What Can Cause Dry Eyes And How Your Ophthalmologist Might Treat The Condition
It's fairly common to experience the feeling of dry eyes occasionally, especially if you've been outside in windy or dusty conditions. However, if your eyes are often dry, burn, or feel like they have grit in them, you might have a chronic condition that needs treatment from an eye doctor. Here are some things that can cause dry eyes and some treatments your ophthalmologist might suggest.
Possible Causes Of Your Chronic Dry Eyes
When you have dry eyes, there's a problem with your tears. They may evaporate too quickly, such as happens when you're in strong wind, or your body might not make enough tears or make tears of the right quality. Dry eyes can happen as a result of aging, as a side effect of medications, problems with your tear ducts, blockage of the oil glands in your eyes, and as a complication of a medical condition such as a stroke that reduces your ability to blink. When your eyes are dry most of the time, it can cause eye irritation and increase your risk of an eye infection. Plus, your eyes may bother you a lot and make it difficult to work, watch TV, or read.
Treatments That Can Help Dry Eyes
Your eye doctor will uncover the reason for your condition. This is important because correcting the cause of your dry eyes might eliminate the problem. For instance, by managing a medical condition better that causes dry eyes, your eyes may have fewer symptoms. Changes to your lifestyle might help too. Your eye doctor may recommend you stop smoking to end smoke irritation to your eyes. You may also need to wear glasses that wrap around the sides of your eyes to keep wind from evaporating your tears too quickly. You might also run a humidifier in your house so the air isn't so dry and use artificial tears you can buy at a pharmacy.
If your dry eyes are caused by blocked oil glands, your doctor might recommend you hold warm washcloths over your eyes to encourage the blockage to open. Your doctor might also suggest contact lenses made for people with dry eyes. There are different medications to try for this eye condition. Some eye drops stimulate the production of tears while others reduce inflammation in your eyes. If these treatments don't help, your ophthalmologist may try blocking your tear ducts to slow down the drainage of your tears.

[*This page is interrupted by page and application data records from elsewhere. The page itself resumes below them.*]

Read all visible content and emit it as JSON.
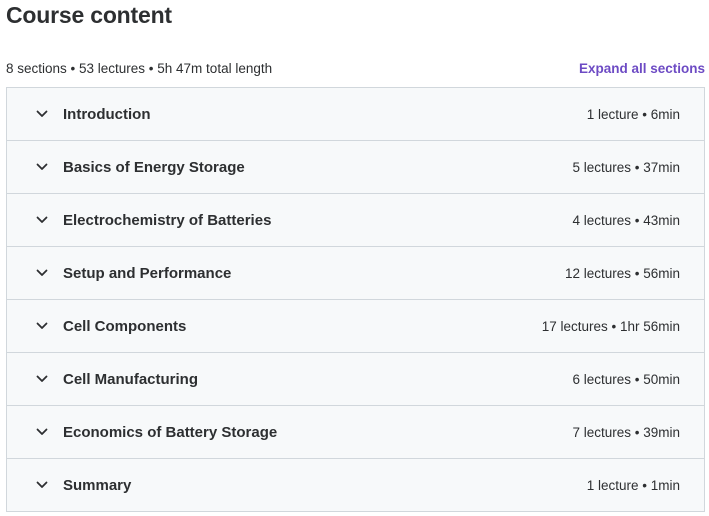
{
  "header": {
    "title": "Course content"
  },
  "summary": {
    "stats": "8 sections • 53 lectures • 5h 47m total length",
    "expand_label": "Expand all sections"
  },
  "colors": {
    "accent": "#6d4bc4",
    "section_bg": "#f7f9fa",
    "border": "#d1d7dc",
    "text": "#2d2f31"
  },
  "sections": [
    {
      "title": "Introduction",
      "meta": "1 lecture • 6min",
      "icon": "chevron-down-icon"
    },
    {
      "title": "Basics of Energy Storage",
      "meta": "5 lectures • 37min",
      "icon": "chevron-down-icon"
    },
    {
      "title": "Electrochemistry of Batteries",
      "meta": "4 lectures • 43min",
      "icon": "chevron-down-icon"
    },
    {
      "title": "Setup and Performance",
      "meta": "12 lectures • 56min",
      "icon": "chevron-down-icon"
    },
    {
      "title": "Cell Components",
      "meta": "17 lectures • 1hr 56min",
      "icon": "chevron-down-icon"
    },
    {
      "title": "Cell Manufacturing",
      "meta": "6 lectures • 50min",
      "icon": "chevron-down-icon"
    },
    {
      "title": "Economics of Battery Storage",
      "meta": "7 lectures • 39min",
      "icon": "chevron-down-icon"
    },
    {
      "title": "Summary",
      "meta": "1 lecture • 1min",
      "icon": "chevron-down-icon"
    }
  ]
}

Dry eyes can be a bothersome medical condition, and your eye doctor might try different approaches to bring you relief. If you use over-the-counter eye drops, be sure to choose those made for dry eyes and not the type for reducing redness. Your eye doctor may recommend a certain brand or type of drops and also instruct you on caring for your eyes at home to reduce your risk of inflammation and infection due to having dry eyes.
For more help, contact a clinic like Idaho Eye and Laser center.